Order on Claim Construction and Partial Summary Judgment, Aquatic AV, Inc. v. Magnadyne Corp. et al., Case No. C 14-01931 (Judge William Alsup)
A patent plaintiff typically hates getting boxed into a specific meaning of its patent terms, but every shift in position can leave it more and more exposed to an indefiniteness challenge. In a dispute over waterproof housings for portable electronic devices, Judge Alsup decided that plaintiff Aquatic AV had crossed the line, noting the “cascade of ever-changing meanings that . . . introduces the very imprecision Section 112 prohibits.” Applying the Supreme Court’s 2014 Nautilus decision, which held claims invalid if they “fail to inform, with reasonable certainty, those skilled in the art,” Judge Alsup granted summary judgment that the asserted claim is invalid as indefinite.
Defendants had moved for summary judgment of non-infringement and/or invalidity of claims in one of two asserted patents. Those issues depended on the construction of certain terms. READ MORE →
June 2014 was a busy month for this blog, and for patent law in other arenas. Perhaps the biggest news was a trio of decisions on patents from the U.S. Supreme Court – Akamai (inducement and divided/joint infringement), Nautilus (indefiniteness), and CLS Bank (software patents). Nautilus, which threw out the old indefiniteness standard, has already helped one ND Cal defendant turn the tables during summary judgment, and is surely being cited widely in other cases.
Cardpool Inc., v. Plastic Jungle, Inc., No. C 12-04182 WHA (Judge William Alsup)
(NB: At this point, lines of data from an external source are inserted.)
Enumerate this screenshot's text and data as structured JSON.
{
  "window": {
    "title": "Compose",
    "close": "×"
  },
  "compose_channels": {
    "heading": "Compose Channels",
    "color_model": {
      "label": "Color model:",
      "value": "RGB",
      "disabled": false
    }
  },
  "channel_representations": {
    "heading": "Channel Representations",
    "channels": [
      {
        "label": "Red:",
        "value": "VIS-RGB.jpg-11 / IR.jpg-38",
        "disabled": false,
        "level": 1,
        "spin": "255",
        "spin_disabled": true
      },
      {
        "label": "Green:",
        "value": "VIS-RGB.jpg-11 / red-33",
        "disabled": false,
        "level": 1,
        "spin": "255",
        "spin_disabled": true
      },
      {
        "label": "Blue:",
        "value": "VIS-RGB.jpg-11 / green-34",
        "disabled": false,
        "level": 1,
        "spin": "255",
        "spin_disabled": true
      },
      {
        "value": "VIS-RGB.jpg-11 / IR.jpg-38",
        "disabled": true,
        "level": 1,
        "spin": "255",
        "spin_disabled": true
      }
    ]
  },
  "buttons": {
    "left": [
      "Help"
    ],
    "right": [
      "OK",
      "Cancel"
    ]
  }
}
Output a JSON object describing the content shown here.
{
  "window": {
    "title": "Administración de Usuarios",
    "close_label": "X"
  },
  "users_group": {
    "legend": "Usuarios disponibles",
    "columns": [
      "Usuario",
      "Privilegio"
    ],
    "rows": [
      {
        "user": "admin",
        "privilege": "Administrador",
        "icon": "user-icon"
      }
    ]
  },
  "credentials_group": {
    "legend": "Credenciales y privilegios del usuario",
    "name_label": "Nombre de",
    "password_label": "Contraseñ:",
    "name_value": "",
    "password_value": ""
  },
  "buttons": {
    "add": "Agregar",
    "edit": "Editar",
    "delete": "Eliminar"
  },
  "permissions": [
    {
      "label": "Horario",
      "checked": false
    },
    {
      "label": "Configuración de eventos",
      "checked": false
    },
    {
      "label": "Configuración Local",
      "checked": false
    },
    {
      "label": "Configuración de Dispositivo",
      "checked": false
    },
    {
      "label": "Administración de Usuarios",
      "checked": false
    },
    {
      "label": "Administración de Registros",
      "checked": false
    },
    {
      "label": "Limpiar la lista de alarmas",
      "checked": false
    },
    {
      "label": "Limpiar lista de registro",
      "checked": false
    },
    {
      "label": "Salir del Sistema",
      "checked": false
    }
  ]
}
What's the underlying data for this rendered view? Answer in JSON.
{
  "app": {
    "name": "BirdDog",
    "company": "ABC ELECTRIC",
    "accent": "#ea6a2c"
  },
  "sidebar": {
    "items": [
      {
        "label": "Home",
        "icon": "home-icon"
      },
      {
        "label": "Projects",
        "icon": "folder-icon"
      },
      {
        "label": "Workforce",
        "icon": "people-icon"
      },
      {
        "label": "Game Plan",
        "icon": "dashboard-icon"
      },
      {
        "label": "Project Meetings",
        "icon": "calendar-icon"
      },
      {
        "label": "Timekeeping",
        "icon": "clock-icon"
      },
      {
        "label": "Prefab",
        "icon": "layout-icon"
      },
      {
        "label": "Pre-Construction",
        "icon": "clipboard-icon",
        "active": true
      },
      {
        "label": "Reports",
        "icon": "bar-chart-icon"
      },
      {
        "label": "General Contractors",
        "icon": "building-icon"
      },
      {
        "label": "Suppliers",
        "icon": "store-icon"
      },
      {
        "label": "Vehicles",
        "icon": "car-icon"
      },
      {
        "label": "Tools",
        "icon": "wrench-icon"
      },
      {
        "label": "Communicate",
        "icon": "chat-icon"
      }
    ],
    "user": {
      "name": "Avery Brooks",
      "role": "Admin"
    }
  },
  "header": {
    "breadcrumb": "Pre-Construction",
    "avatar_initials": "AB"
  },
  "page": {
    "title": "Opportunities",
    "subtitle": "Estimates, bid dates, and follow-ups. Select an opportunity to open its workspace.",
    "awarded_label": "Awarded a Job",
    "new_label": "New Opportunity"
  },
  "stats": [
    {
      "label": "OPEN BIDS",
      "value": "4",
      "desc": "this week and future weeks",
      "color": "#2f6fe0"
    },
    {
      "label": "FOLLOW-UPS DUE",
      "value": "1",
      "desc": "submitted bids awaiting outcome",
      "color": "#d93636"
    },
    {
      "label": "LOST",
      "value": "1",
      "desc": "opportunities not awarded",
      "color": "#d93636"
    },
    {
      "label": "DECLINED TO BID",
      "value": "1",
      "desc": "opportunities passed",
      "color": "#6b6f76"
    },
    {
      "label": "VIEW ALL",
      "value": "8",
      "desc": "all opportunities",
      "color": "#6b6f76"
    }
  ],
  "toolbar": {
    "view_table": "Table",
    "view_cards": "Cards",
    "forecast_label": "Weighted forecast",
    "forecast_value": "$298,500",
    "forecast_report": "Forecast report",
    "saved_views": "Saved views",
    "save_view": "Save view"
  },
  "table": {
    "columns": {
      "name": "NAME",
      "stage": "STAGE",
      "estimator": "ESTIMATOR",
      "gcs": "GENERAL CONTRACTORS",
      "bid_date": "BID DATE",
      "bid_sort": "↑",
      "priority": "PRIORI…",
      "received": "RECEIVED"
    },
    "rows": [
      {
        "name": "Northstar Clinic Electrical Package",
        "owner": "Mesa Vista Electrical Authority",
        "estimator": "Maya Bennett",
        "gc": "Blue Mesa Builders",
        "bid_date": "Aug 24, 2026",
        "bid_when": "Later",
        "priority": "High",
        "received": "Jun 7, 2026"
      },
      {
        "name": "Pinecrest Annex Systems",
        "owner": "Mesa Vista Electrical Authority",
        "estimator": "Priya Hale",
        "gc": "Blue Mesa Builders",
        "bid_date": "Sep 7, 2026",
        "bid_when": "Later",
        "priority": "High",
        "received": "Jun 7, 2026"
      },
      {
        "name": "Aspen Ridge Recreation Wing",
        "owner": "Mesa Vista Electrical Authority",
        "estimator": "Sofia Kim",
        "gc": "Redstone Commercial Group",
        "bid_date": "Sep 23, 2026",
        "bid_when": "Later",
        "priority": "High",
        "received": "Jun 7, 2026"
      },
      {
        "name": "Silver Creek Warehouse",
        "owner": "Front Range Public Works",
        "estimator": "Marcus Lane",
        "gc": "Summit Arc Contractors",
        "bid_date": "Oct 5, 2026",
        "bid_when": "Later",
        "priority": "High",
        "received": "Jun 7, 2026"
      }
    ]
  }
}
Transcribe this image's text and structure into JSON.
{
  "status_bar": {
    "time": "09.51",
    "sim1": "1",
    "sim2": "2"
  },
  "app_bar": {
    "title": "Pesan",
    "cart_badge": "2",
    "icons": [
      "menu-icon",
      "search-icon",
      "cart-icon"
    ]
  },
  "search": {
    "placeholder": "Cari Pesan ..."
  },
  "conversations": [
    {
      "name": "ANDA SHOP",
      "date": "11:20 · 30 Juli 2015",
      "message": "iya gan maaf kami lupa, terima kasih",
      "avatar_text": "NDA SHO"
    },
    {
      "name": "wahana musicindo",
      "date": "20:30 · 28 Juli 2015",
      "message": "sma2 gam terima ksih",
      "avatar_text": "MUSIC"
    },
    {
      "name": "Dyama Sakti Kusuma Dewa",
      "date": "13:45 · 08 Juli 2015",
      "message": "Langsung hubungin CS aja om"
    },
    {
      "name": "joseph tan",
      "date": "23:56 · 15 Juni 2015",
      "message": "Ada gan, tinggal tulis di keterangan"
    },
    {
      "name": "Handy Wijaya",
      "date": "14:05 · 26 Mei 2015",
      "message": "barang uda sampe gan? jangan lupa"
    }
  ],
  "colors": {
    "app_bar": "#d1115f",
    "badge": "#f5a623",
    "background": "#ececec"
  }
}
It might seem tempting for a losing plaintiff in a patent-infringement suit to later use an ex parte reexamination certificate from the USPTO to “moot” its losing judgment by changing the claims of the patent in suit. That is exactly what the plaintiff in Cardpool Inc. v. Plastic Jungle, Inc. attempted to do. However, the plaintiff’s strategy backfired, and its original loss was upheld in a recent case before Judge Alsup. READ MORE →
Motion to Dismiss Affirmative Defenses granted, Blackberry Limited v. Typo Products LLC, Case No. 3:14-cv-00023-WHO (J. Orrick).
In 2007, the Supreme Court’s Bell Atlantic v. Twombly opinion altered the Rule 8 pleading standard by tightening up the “permissive” pleading standard for complaint, requiring plaintiffs to state facts showing that its claims were not merely “conceivable,” but “plausible.” A “plausible” claim under Twombly requires stating “enough fact[s] to raise a reasonable expectation that discovery will reveal evidence [of the alleged wrongdoing].” At first, many courts and commentators believed that the Twombly standard would not find broad application beyond the antitrust context, until Ashcroft v. Iqbal, when the Supreme Court clarified that Twombly appliedto all civil complaints. READ MORE →
On January 16 Judge Alsup denied motions by both defendant and a plaintiff in a patent case to amend their patent contentions. Defendant Sirius attempted to bring in six new invalidity references and plaintiff Catch a Wave sought to accuse an additional new Sirius product near the end of fact discovery. Sirius argued that the plaintiff’s proposed claim construction went in an unexpected direction, making six new references relevant and Catch a Wave argued that the new product was not available to be identified at the time the original infringement contentions were due. READ MORE →